======== ENTRIES SHOWN

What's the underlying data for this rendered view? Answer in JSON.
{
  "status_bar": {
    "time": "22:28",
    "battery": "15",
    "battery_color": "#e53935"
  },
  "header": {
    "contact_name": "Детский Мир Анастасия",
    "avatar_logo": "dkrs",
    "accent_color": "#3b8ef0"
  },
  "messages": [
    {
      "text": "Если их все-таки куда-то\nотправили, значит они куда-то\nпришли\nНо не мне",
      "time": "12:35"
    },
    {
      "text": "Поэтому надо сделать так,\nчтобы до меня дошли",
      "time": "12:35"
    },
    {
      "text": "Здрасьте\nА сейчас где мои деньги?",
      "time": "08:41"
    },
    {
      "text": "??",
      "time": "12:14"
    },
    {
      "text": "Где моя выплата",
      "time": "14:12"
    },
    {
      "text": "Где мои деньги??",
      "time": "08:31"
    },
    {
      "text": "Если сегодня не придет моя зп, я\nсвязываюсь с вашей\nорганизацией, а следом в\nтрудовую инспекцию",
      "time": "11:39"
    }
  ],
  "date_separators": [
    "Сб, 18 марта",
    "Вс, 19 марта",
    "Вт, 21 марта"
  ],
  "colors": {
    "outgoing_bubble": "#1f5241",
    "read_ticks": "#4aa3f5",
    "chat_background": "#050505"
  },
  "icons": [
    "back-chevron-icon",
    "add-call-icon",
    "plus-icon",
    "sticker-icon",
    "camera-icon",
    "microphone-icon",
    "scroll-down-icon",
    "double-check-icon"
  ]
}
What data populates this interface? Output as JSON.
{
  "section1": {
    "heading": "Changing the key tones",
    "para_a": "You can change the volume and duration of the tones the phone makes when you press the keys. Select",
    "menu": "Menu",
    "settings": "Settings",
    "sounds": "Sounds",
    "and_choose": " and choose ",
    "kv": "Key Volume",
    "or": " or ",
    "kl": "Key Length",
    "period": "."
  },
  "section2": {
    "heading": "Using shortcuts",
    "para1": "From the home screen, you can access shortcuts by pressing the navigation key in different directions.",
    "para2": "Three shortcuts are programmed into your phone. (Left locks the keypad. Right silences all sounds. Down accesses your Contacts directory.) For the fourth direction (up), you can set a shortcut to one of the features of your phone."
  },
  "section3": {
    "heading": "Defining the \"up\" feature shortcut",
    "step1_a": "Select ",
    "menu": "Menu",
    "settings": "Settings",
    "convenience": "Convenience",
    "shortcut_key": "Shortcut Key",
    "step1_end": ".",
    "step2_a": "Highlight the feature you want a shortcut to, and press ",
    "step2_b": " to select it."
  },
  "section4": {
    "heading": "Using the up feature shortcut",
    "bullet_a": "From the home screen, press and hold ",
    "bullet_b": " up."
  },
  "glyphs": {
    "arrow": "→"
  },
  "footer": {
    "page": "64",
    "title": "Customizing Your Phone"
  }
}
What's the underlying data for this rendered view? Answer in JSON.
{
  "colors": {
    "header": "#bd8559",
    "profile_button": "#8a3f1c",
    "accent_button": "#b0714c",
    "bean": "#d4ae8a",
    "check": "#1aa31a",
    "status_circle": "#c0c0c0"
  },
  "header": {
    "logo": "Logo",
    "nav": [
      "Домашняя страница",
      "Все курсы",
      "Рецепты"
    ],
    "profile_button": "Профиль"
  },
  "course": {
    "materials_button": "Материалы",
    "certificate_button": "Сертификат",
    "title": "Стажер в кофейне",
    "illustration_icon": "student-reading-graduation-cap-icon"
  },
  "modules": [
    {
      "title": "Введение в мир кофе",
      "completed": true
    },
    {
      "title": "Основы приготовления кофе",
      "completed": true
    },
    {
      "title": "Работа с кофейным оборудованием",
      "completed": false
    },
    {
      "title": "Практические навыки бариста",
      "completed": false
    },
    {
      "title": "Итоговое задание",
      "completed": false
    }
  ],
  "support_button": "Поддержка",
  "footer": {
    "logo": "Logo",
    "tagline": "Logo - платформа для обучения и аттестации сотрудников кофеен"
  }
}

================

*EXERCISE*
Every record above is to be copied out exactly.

*SOLVED PROBLEM*
What's the underlying data for this rendered view? Answer in JSON.
{
  "status_bar": {
    "time": "22:28",
    "battery": "15",
    "battery_color": "#e53935"
  },
  "header": {
    "contact_name": "Детский Мир Анастасия",
    "avatar_logo": "dkrs",
    "accent_color": "#3b8ef0"
  },
  "messages": [
    {
      "text": "Если их все-таки куда-то\nотправили, значит они куда-то\nпришли\nНо не мне",
      "time": "12:35"
    },
    {
      "text": "Поэтому надо сделать так,\nчтобы до меня дошли",
      "time": "12:35"
    },
    {
      "text": "Здрасьте\nА сейчас где мои деньги?",
      "time": "08:41"
    },
    {
      "text": "??",
      "time": "12:14"
    },
    {
      "text": "Где моя выплата",
      "time": "14:12"
    },
    {
      "text": "Где мои деньги??",
      "time": "08:31"
    },
    {
      "text": "Если сегодня не придет моя зп, я\nсвязываюсь с вашей\nорганизацией, а следом в\nтрудовую инспекцию",
      "time": "11:39"
    }
  ],
  "date_separators": [
    "Сб, 18 марта",
    "Вс, 19 марта",
    "Вт, 21 марта"
  ],
  "colors": {
    "outgoing_bubble": "#1f5241",
    "read_ticks": "#4aa3f5",
    "chat_background": "#050505"
  },
  "icons": [
    "back-chevron-icon",
    "add-call-icon",
    "plus-icon",
    "sticker-icon",
    "camera-icon",
    "microphone-icon",
    "scroll-down-icon",
    "double-check-icon"
  ]
}
What data populates this interface? Output as JSON.
{
  "section1": {
    "heading": "Changing the key tones",
    "para_a": "You can change the volume and duration of the tones the phone makes when you press the keys. Select",
    "menu": "Menu",
    "settings": "Settings",
    "sounds": "Sounds",
    "and_choose": " and choose ",
    "kv": "Key Volume",
    "or": " or ",
    "kl": "Key Length",
    "period": "."
  },
  "section2": {
    "heading": "Using shortcuts",
    "para1": "From the home screen, you can access shortcuts by pressing the navigation key in different directions.",
    "para2": "Three shortcuts are programmed into your phone. (Left locks the keypad. Right silences all sounds. Down accesses your Contacts directory.) For the fourth direction (up), you can set a shortcut to one of the features of your phone."
  },
  "section3": {
    "heading": "Defining the \"up\" feature shortcut",
    "step1_a": "Select ",
    "menu": "Menu",
    "settings": "Settings",
    "convenience": "Convenience",
    "shortcut_key": "Shortcut Key",
    "step1_end": ".",
    "step2_a": "Highlight the feature you want a shortcut to, and press ",
    "step2_b": " to select it."
  },
  "section4": {
    "heading": "Using the up feature shortcut",
    "bullet_a": "From the home screen, press and hold ",
    "bullet_b": " up."
  },
  "glyphs": {
    "arrow": "→"
  },
  "footer": {
    "page": "64",
    "title": "Customizing Your Phone"
  }
}
What's the underlying data for this rendered view? Answer in JSON.
{
  "colors": {
    "header": "#bd8559",
    "profile_button": "#8a3f1c",
    "accent_button": "#b0714c",
    "bean": "#d4ae8a",
    "check": "#1aa31a",
    "status_circle": "#c0c0c0"
  },
  "header": {
    "logo": "Logo",
    "nav": [
      "Домашняя страница",
      "Все курсы",
      "Рецепты"
    ],
    "profile_button": "Профиль"
  },
  "course": {
    "materials_button": "Материалы",
    "certificate_button": "Сертификат",
    "title": "Стажер в кофейне",
    "illustration_icon": "student-reading-graduation-cap-icon"
  },
  "modules": [
    {
      "title": "Введение в мир кофе",
      "completed": true
    },
    {
      "title": "Основы приготовления кофе",
      "completed": true
    },
    {
      "title": "Работа с кофейным оборудованием",
      "completed": false
    },
    {
      "title": "Практические навыки бариста",
      "completed": false
    },
    {
      "title": "Итоговое задание",
      "completed": false
    }
  ],
  "support_button": "Поддержка",
  "footer": {
    "logo": "Logo",
    "tagline": "Logo - платформа для обучения и аттестации сотрудников кофеен"
  }
}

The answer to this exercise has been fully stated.